The statement urged Libyan parties to “engage swiftly and constructively” in the UN-brokered military talks aimed at reaching a lasting cease-fire agreement, “accompanied by firm implementation of and respect for the recently renewed UN Arms Embargo on Libya.”
The UN said more than 16,000 Libyans were displaced in recent days by the latest bout of fighting in the capital and the town of Tarhouna, which lies 72 kilometers (45 miles) southeast.
Oil-rich Libya has been in turmoil since 2011 when a civil war toppled longtime dictator Muammar Gaddafi, who was later killed.
Last year, the commander of the eastern Libyan forces, Khalifa Haftar, launched a campaign to capture Tripoli from the UN-recognized government of National Accord (GNA) headed by Fayez al-Sarra. After months of stalemate, the clashes intensified as foreign backers of both sides increasingly intervened.
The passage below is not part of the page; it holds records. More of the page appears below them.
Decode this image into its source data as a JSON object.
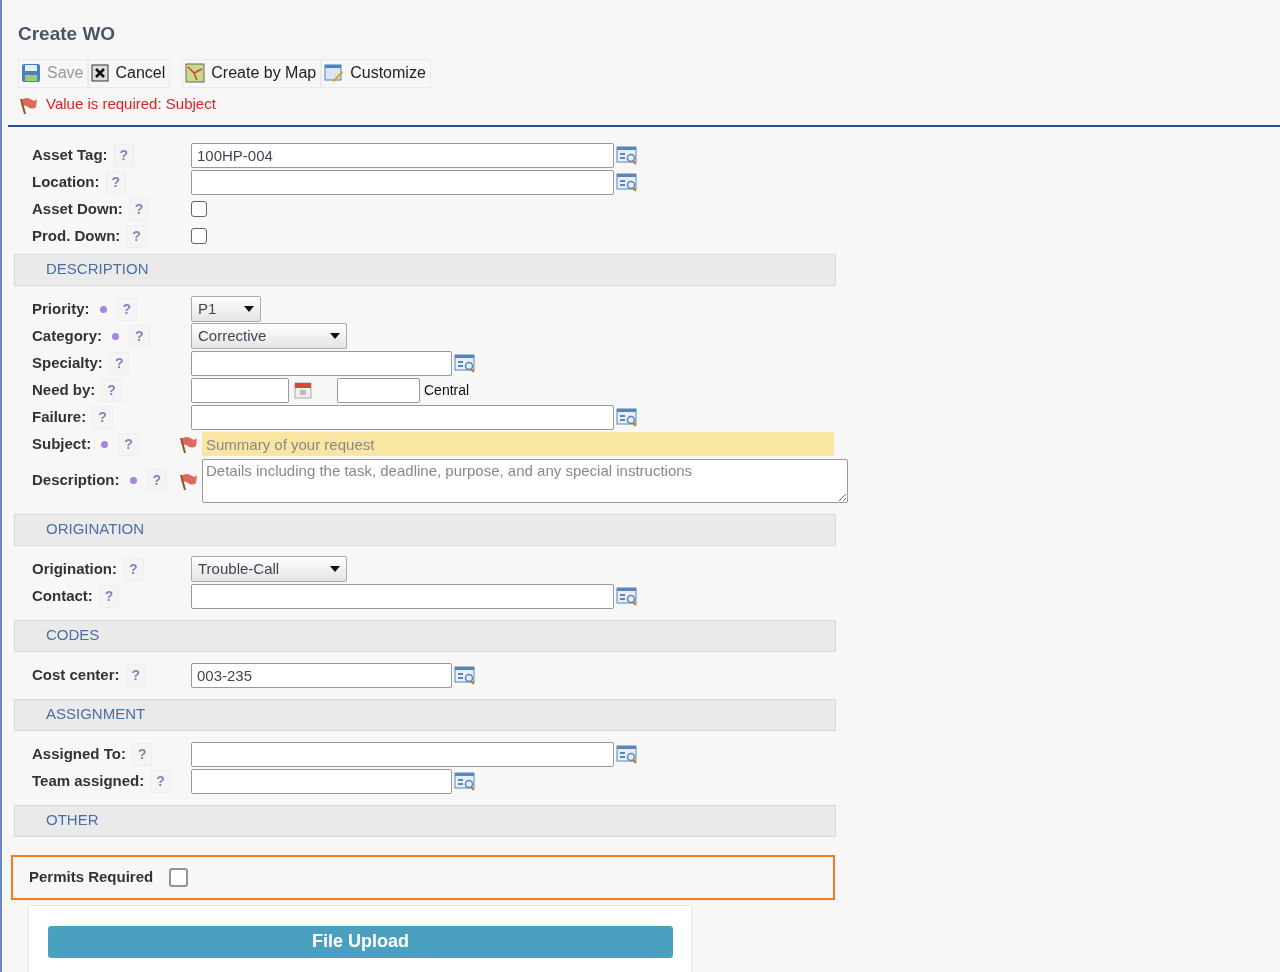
{
  "title": "Create WO",
  "toolbar": [
    {
      "label": "Save",
      "kind": "save",
      "disabled": true
    },
    {
      "label": "Cancel",
      "kind": "cancel",
      "disabled": false
    },
    {
      "label": "Create by Map",
      "kind": "map",
      "disabled": false
    },
    {
      "label": "Customize",
      "kind": "customize",
      "disabled": false
    }
  ],
  "error_message": "Value is required: Subject",
  "sections": [
    {
      "fields": [
        {
          "label": "Asset Tag:",
          "help": "?",
          "kind": "lookup",
          "value": "100HP-004"
        },
        {
          "label": "Location:",
          "help": "?",
          "kind": "lookup"
        },
        {
          "label": "Asset Down:",
          "help": "?",
          "kind": "checkbox",
          "checked": false
        },
        {
          "label": "Prod. Down:",
          "help": "?",
          "kind": "checkbox",
          "checked": false
        }
      ]
    },
    {
      "heading": "DESCRIPTION",
      "fields": [
        {
          "label": "Priority:",
          "help": "?",
          "required": true,
          "kind": "select",
          "value": "P1"
        },
        {
          "label": "Category:",
          "help": "?",
          "required": true,
          "kind": "select",
          "value": "Corrective"
        },
        {
          "label": "Specialty:",
          "help": "?",
          "kind": "lookup_short"
        },
        {
          "label": "Need by:",
          "help": "?",
          "kind": "date",
          "timezone": "Central"
        },
        {
          "label": "Failure:",
          "help": "?",
          "kind": "lookup"
        },
        {
          "label": "Subject:",
          "help": "?",
          "required": true,
          "error": true,
          "highlighted": true,
          "kind": "text",
          "placeholder": "Summary of your request"
        },
        {
          "label": "Description:",
          "help": "?",
          "required": true,
          "error": true,
          "highlighted": false,
          "kind": "textarea",
          "placeholder": "Details including the task, deadline, purpose, and any special instructions"
        }
      ]
    },
    {
      "heading": "ORIGINATION",
      "fields": [
        {
          "label": "Origination:",
          "help": "?",
          "kind": "select",
          "value": "Trouble-Call"
        },
        {
          "label": "Contact:",
          "help": "?",
          "kind": "lookup"
        }
      ]
    },
    {
      "heading": "CODES",
      "fields": [
        {
          "label": "Cost center:",
          "help": "?",
          "kind": "lookup_short",
          "value": "003-235"
        }
      ]
    },
    {
      "heading": "ASSIGNMENT",
      "fields": [
        {
          "label": "Assigned To:",
          "help": "?",
          "kind": "lookup"
        },
        {
          "label": "Team assigned:",
          "help": "?",
          "kind": "lookup_short"
        }
      ]
    },
    {
      "heading": "OTHER"
    }
  ],
  "permits": {
    "label": "Permits Required",
    "checked": false
  },
  "upload_button": "File Upload"
}
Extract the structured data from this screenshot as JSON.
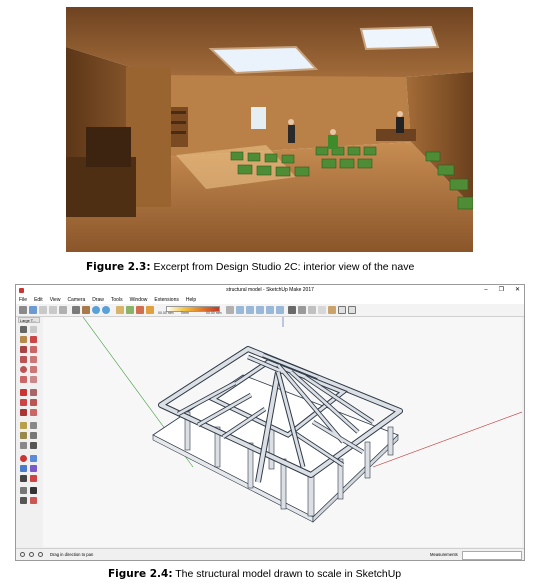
{
  "figure1": {
    "caption_label": "Figure 2.3:",
    "caption_text": "Excerpt from Design Studio 2C: interior view of the nave"
  },
  "figure2": {
    "caption_label": "Figure 2.4:",
    "caption_text": "The structural model drawn to scale in SketchUp"
  },
  "app": {
    "title": "structural model - SketchUp Make 2017",
    "window_controls": [
      "–",
      "❐",
      "✕"
    ],
    "menu": [
      "File",
      "Edit",
      "View",
      "Camera",
      "Draw",
      "Tools",
      "Window",
      "Extensions",
      "Help"
    ],
    "toolbar_labels": [
      "00.00 mm",
      "0mm",
      "00.00 mm"
    ],
    "large_tool_set_label": "Large T...",
    "status_text": "Drag in direction to pan",
    "measurements_label": "Measurements",
    "measurements_value": ""
  },
  "colors": {
    "wood": "#b0773f",
    "beam": "#dcdfe4",
    "beam_edge": "#2d3a48",
    "axis_green": "#3c9a3c",
    "axis_red": "#c03030",
    "axis_blue": "#3050c0",
    "chair": "#4e8c36"
  }
}
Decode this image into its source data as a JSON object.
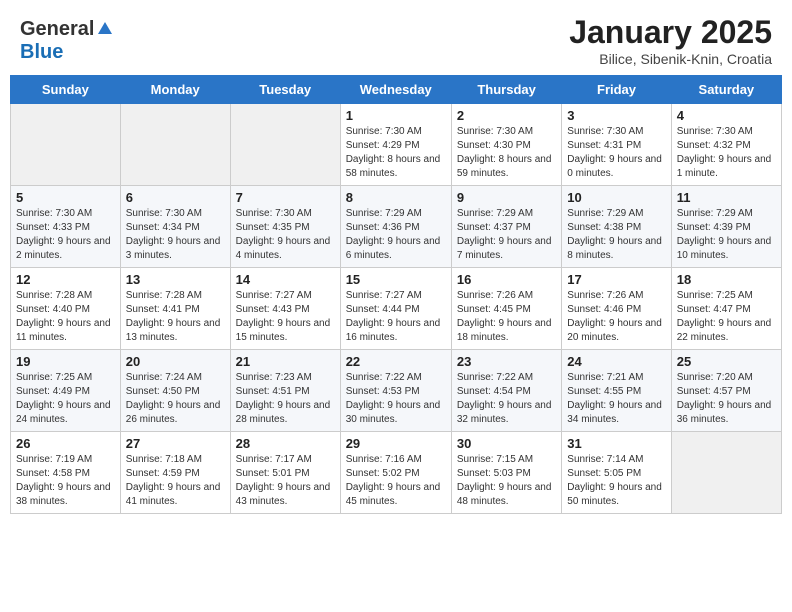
{
  "header": {
    "logo_general": "General",
    "logo_blue": "Blue",
    "title": "January 2025",
    "subtitle": "Bilice, Sibenik-Knin, Croatia"
  },
  "weekdays": [
    "Sunday",
    "Monday",
    "Tuesday",
    "Wednesday",
    "Thursday",
    "Friday",
    "Saturday"
  ],
  "weeks": [
    [
      {
        "day": "",
        "sunrise": "",
        "sunset": "",
        "daylight": ""
      },
      {
        "day": "",
        "sunrise": "",
        "sunset": "",
        "daylight": ""
      },
      {
        "day": "",
        "sunrise": "",
        "sunset": "",
        "daylight": ""
      },
      {
        "day": "1",
        "sunrise": "Sunrise: 7:30 AM",
        "sunset": "Sunset: 4:29 PM",
        "daylight": "Daylight: 8 hours and 58 minutes."
      },
      {
        "day": "2",
        "sunrise": "Sunrise: 7:30 AM",
        "sunset": "Sunset: 4:30 PM",
        "daylight": "Daylight: 8 hours and 59 minutes."
      },
      {
        "day": "3",
        "sunrise": "Sunrise: 7:30 AM",
        "sunset": "Sunset: 4:31 PM",
        "daylight": "Daylight: 9 hours and 0 minutes."
      },
      {
        "day": "4",
        "sunrise": "Sunrise: 7:30 AM",
        "sunset": "Sunset: 4:32 PM",
        "daylight": "Daylight: 9 hours and 1 minute."
      }
    ],
    [
      {
        "day": "5",
        "sunrise": "Sunrise: 7:30 AM",
        "sunset": "Sunset: 4:33 PM",
        "daylight": "Daylight: 9 hours and 2 minutes."
      },
      {
        "day": "6",
        "sunrise": "Sunrise: 7:30 AM",
        "sunset": "Sunset: 4:34 PM",
        "daylight": "Daylight: 9 hours and 3 minutes."
      },
      {
        "day": "7",
        "sunrise": "Sunrise: 7:30 AM",
        "sunset": "Sunset: 4:35 PM",
        "daylight": "Daylight: 9 hours and 4 minutes."
      },
      {
        "day": "8",
        "sunrise": "Sunrise: 7:29 AM",
        "sunset": "Sunset: 4:36 PM",
        "daylight": "Daylight: 9 hours and 6 minutes."
      },
      {
        "day": "9",
        "sunrise": "Sunrise: 7:29 AM",
        "sunset": "Sunset: 4:37 PM",
        "daylight": "Daylight: 9 hours and 7 minutes."
      },
      {
        "day": "10",
        "sunrise": "Sunrise: 7:29 AM",
        "sunset": "Sunset: 4:38 PM",
        "daylight": "Daylight: 9 hours and 8 minutes."
      },
      {
        "day": "11",
        "sunrise": "Sunrise: 7:29 AM",
        "sunset": "Sunset: 4:39 PM",
        "daylight": "Daylight: 9 hours and 10 minutes."
      }
    ],
    [
      {
        "day": "12",
        "sunrise": "Sunrise: 7:28 AM",
        "sunset": "Sunset: 4:40 PM",
        "daylight": "Daylight: 9 hours and 11 minutes."
      },
      {
        "day": "13",
        "sunrise": "Sunrise: 7:28 AM",
        "sunset": "Sunset: 4:41 PM",
        "daylight": "Daylight: 9 hours and 13 minutes."
      },
      {
        "day": "14",
        "sunrise": "Sunrise: 7:27 AM",
        "sunset": "Sunset: 4:43 PM",
        "daylight": "Daylight: 9 hours and 15 minutes."
      },
      {
        "day": "15",
        "sunrise": "Sunrise: 7:27 AM",
        "sunset": "Sunset: 4:44 PM",
        "daylight": "Daylight: 9 hours and 16 minutes."
      },
      {
        "day": "16",
        "sunrise": "Sunrise: 7:26 AM",
        "sunset": "Sunset: 4:45 PM",
        "daylight": "Daylight: 9 hours and 18 minutes."
      },
      {
        "day": "17",
        "sunrise": "Sunrise: 7:26 AM",
        "sunset": "Sunset: 4:46 PM",
        "daylight": "Daylight: 9 hours and 20 minutes."
      },
      {
        "day": "18",
        "sunrise": "Sunrise: 7:25 AM",
        "sunset": "Sunset: 4:47 PM",
        "daylight": "Daylight: 9 hours and 22 minutes."
      }
    ],
    [
      {
        "day": "19",
        "sunrise": "Sunrise: 7:25 AM",
        "sunset": "Sunset: 4:49 PM",
        "daylight": "Daylight: 9 hours and 24 minutes."
      },
      {
        "day": "20",
        "sunrise": "Sunrise: 7:24 AM",
        "sunset": "Sunset: 4:50 PM",
        "daylight": "Daylight: 9 hours and 26 minutes."
      },
      {
        "day": "21",
        "sunrise": "Sunrise: 7:23 AM",
        "sunset": "Sunset: 4:51 PM",
        "daylight": "Daylight: 9 hours and 28 minutes."
      },
      {
        "day": "22",
        "sunrise": "Sunrise: 7:22 AM",
        "sunset": "Sunset: 4:53 PM",
        "daylight": "Daylight: 9 hours and 30 minutes."
      },
      {
        "day": "23",
        "sunrise": "Sunrise: 7:22 AM",
        "sunset": "Sunset: 4:54 PM",
        "daylight": "Daylight: 9 hours and 32 minutes."
      },
      {
        "day": "24",
        "sunrise": "Sunrise: 7:21 AM",
        "sunset": "Sunset: 4:55 PM",
        "daylight": "Daylight: 9 hours and 34 minutes."
      },
      {
        "day": "25",
        "sunrise": "Sunrise: 7:20 AM",
        "sunset": "Sunset: 4:57 PM",
        "daylight": "Daylight: 9 hours and 36 minutes."
      }
    ],
    [
      {
        "day": "26",
        "sunrise": "Sunrise: 7:19 AM",
        "sunset": "Sunset: 4:58 PM",
        "daylight": "Daylight: 9 hours and 38 minutes."
      },
      {
        "day": "27",
        "sunrise": "Sunrise: 7:18 AM",
        "sunset": "Sunset: 4:59 PM",
        "daylight": "Daylight: 9 hours and 41 minutes."
      },
      {
        "day": "28",
        "sunrise": "Sunrise: 7:17 AM",
        "sunset": "Sunset: 5:01 PM",
        "daylight": "Daylight: 9 hours and 43 minutes."
      },
      {
        "day": "29",
        "sunrise": "Sunrise: 7:16 AM",
        "sunset": "Sunset: 5:02 PM",
        "daylight": "Daylight: 9 hours and 45 minutes."
      },
      {
        "day": "30",
        "sunrise": "Sunrise: 7:15 AM",
        "sunset": "Sunset: 5:03 PM",
        "daylight": "Daylight: 9 hours and 48 minutes."
      },
      {
        "day": "31",
        "sunrise": "Sunrise: 7:14 AM",
        "sunset": "Sunset: 5:05 PM",
        "daylight": "Daylight: 9 hours and 50 minutes."
      },
      {
        "day": "",
        "sunrise": "",
        "sunset": "",
        "daylight": ""
      }
    ]
  ]
}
Egypt’s initiative to end the fighting came after a meeting between President Abdel Fattah al-Sisi and Haftar. Al-Sisi said the road map includes a cease-fire starting Monday and is meant to pave the way for elections in the North African country.
Libyan Crimes Watch, a UK-based rights group monitoring the Libyan war, said Turkish drone strikes by Tripoli-allied forces hit vehicles carrying fleeing residents of the town of Tarhouna on Saturday, killing at least 10 civilians including two children and wounding another.
A spokesman for the Tripoli-allied forces did not immediately respond to calls seeking comment.
Conte speaks by phone with the Egyptian president
Italian Premier Giuseppe Conte spoke by phone Sunday with the Egyptian president. Conte’s office said the conversation centered on “regional stability, with particular attention to the need for a rapid cease-fire and a return to the negotiating table in Libya.”